(Web page and app entries)
Start of Block

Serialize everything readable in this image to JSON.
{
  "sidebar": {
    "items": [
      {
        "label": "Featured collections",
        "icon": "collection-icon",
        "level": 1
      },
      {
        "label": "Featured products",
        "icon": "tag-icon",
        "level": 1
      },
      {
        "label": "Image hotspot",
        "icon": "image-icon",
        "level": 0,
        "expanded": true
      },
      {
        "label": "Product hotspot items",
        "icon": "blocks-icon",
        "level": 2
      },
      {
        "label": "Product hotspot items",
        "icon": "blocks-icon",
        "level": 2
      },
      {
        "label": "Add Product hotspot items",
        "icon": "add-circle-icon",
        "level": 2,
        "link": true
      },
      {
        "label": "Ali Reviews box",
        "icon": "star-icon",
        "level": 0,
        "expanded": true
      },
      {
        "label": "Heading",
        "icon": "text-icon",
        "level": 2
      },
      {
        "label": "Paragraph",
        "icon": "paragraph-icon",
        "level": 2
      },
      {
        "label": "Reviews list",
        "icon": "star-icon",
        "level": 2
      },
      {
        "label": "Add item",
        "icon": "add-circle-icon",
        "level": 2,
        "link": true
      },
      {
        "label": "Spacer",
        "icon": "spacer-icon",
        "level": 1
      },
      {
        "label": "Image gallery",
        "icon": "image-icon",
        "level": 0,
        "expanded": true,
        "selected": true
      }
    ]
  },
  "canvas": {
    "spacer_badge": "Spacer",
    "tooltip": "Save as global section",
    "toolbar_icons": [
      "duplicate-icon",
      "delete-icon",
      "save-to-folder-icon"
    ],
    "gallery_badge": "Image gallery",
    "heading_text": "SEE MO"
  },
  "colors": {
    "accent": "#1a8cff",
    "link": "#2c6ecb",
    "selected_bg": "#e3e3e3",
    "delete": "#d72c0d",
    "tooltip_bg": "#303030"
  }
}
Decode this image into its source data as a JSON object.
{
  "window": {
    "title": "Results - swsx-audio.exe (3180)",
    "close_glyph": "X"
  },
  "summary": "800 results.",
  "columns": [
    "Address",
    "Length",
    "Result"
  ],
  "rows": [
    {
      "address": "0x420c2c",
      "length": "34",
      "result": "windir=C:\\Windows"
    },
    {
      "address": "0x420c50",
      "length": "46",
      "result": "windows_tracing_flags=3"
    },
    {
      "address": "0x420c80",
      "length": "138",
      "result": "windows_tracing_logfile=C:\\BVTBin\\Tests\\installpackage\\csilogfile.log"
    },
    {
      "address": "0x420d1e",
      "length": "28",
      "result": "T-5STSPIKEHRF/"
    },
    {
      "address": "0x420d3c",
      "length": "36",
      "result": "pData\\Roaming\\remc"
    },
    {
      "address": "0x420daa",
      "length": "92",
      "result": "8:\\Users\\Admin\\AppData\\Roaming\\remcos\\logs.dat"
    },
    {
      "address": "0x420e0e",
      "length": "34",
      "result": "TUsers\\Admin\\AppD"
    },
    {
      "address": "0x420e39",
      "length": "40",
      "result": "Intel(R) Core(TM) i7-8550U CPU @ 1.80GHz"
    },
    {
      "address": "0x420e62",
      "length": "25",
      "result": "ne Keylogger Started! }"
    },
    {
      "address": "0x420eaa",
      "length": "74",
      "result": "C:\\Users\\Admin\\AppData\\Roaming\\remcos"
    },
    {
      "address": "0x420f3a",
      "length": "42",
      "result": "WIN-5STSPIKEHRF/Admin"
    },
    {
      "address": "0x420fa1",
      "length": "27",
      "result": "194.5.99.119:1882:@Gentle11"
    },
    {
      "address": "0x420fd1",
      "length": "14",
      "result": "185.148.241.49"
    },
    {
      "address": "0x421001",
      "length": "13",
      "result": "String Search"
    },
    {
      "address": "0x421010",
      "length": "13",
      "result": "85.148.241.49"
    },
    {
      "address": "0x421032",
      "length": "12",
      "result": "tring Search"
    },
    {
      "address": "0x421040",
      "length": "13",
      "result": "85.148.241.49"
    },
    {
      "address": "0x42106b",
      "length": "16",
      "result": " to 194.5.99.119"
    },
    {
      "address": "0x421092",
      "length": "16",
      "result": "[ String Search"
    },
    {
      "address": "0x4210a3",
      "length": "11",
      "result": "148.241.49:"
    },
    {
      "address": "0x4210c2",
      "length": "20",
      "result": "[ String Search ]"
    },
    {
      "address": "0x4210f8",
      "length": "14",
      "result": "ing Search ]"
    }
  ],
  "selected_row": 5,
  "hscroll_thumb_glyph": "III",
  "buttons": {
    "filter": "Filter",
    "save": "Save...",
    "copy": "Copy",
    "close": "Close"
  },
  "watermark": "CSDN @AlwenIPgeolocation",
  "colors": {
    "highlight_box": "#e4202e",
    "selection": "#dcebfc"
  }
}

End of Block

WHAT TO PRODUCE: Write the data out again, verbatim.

WRITTEN RESPONSE:
Serialize everything readable in this image to JSON.
{
  "sidebar": {
    "items": [
      {
        "label": "Featured collections",
        "icon": "collection-icon",
        "level": 1
      },
      {
        "label": "Featured products",
        "icon": "tag-icon",
        "level": 1
      },
      {
        "label": "Image hotspot",
        "icon": "image-icon",
        "level": 0,
        "expanded": true
      },
      {
        "label": "Product hotspot items",
        "icon": "blocks-icon",
        "level": 2
      },
      {
        "label": "Product hotspot items",
        "icon": "blocks-icon",
        "level": 2
      },
      {
        "label": "Add Product hotspot items",
        "icon": "add-circle-icon",
        "level": 2,
        "link": true
      },
      {
        "label": "Ali Reviews box",
        "icon": "star-icon",
        "level": 0,
        "expanded": true
      },
      {
        "label": "Heading",
        "icon": "text-icon",
        "level": 2
      },
      {
        "label": "Paragraph",
        "icon": "paragraph-icon",
        "level": 2
      },
      {
        "label": "Reviews list",
        "icon": "star-icon",
        "level": 2
      },
      {
        "label": "Add item",
        "icon": "add-circle-icon",
        "level": 2,
        "link": true
      },
      {
        "label": "Spacer",
        "icon": "spacer-icon",
        "level": 1
      },
      {
        "label": "Image gallery",
        "icon": "image-icon",
        "level": 0,
        "expanded": true,
        "selected": true
      }
    ]
  },
  "canvas": {
    "spacer_badge": "Spacer",
    "tooltip": "Save as global section",
    "toolbar_icons": [
      "duplicate-icon",
      "delete-icon",
      "save-to-folder-icon"
    ],
    "gallery_badge": "Image gallery",
    "heading_text": "SEE MO"
  },
  "colors": {
    "accent": "#1a8cff",
    "link": "#2c6ecb",
    "selected_bg": "#e3e3e3",
    "delete": "#d72c0d",
    "tooltip_bg": "#303030"
  }
}
Decode this image into its source data as a JSON object.
{
  "window": {
    "title": "Results - swsx-audio.exe (3180)",
    "close_glyph": "X"
  },
  "summary": "800 results.",
  "columns": [
    "Address",
    "Length",
    "Result"
  ],
  "rows": [
    {
      "address": "0x420c2c",
      "length": "34",
      "result": "windir=C:\\Windows"
    },
    {
      "address": "0x420c50",
      "length": "46",
      "result": "windows_tracing_flags=3"
    },
    {
      "address": "0x420c80",
      "length": "138",
      "result": "windows_tracing_logfile=C:\\BVTBin\\Tests\\installpackage\\csilogfile.log"
    },
    {
      "address": "0x420d1e",
      "length": "28",
      "result": "T-5STSPIKEHRF/"
    },
    {
      "address": "0x420d3c",
      "length": "36",
      "result": "pData\\Roaming\\remc"
    },
    {
      "address": "0x420daa",
      "length": "92",
      "result": "8:\\Users\\Admin\\AppData\\Roaming\\remcos\\logs.dat"
    },
    {
      "address": "0x420e0e",
      "length": "34",
      "result": "TUsers\\Admin\\AppD"
    },
    {
      "address": "0x420e39",
      "length": "40",
      "result": "Intel(R) Core(TM) i7-8550U CPU @ 1.80GHz"
    },
    {
      "address": "0x420e62",
      "length": "25",
      "result": "ne Keylogger Started! }"
    },
    {
      "address": "0x420eaa",
      "length": "74",
      "result": "C:\\Users\\Admin\\AppData\\Roaming\\remcos"
    },
    {
      "address": "0x420f3a",
      "length": "42",
      "result": "WIN-5STSPIKEHRF/Admin"
    },
    {
      "address": "0x420fa1",
      "length": "27",
      "result": "194.5.99.119:1882:@Gentle11"
    },
    {
      "address": "0x420fd1",
      "length": "14",
      "result": "185.148.241.49"
    },
    {
      "address": "0x421001",
      "length": "13",
      "result": "String Search"
    },
    {
      "address": "0x421010",
      "length": "13",
      "result": "85.148.241.49"
    },
    {
      "address": "0x421032",
      "length": "12",
      "result": "tring Search"
    },
    {
      "address": "0x421040",
      "length": "13",
      "result": "85.148.241.49"
    },
    {
      "address": "0x42106b",
      "length": "16",
      "result": " to 194.5.99.119"
    },
    {
      "address": "0x421092",
      "length": "16",
      "result": "[ String Search"
    },
    {
      "address": "0x4210a3",
      "length": "11",
      "result": "148.241.49:"
    },
    {
      "address": "0x4210c2",
      "length": "20",
      "result": "[ String Search ]"
    },
    {
      "address": "0x4210f8",
      "length": "14",
      "result": "ing Search ]"
    }
  ],
  "selected_row": 5,
  "hscroll_thumb_glyph": "III",
  "buttons": {
    "filter": "Filter",
    "save": "Save...",
    "copy": "Copy",
    "close": "Close"
  },
  "watermark": "CSDN @AlwenIPgeolocation",
  "colors": {
    "highlight_box": "#e4202e",
    "selection": "#dcebfc"
  }
}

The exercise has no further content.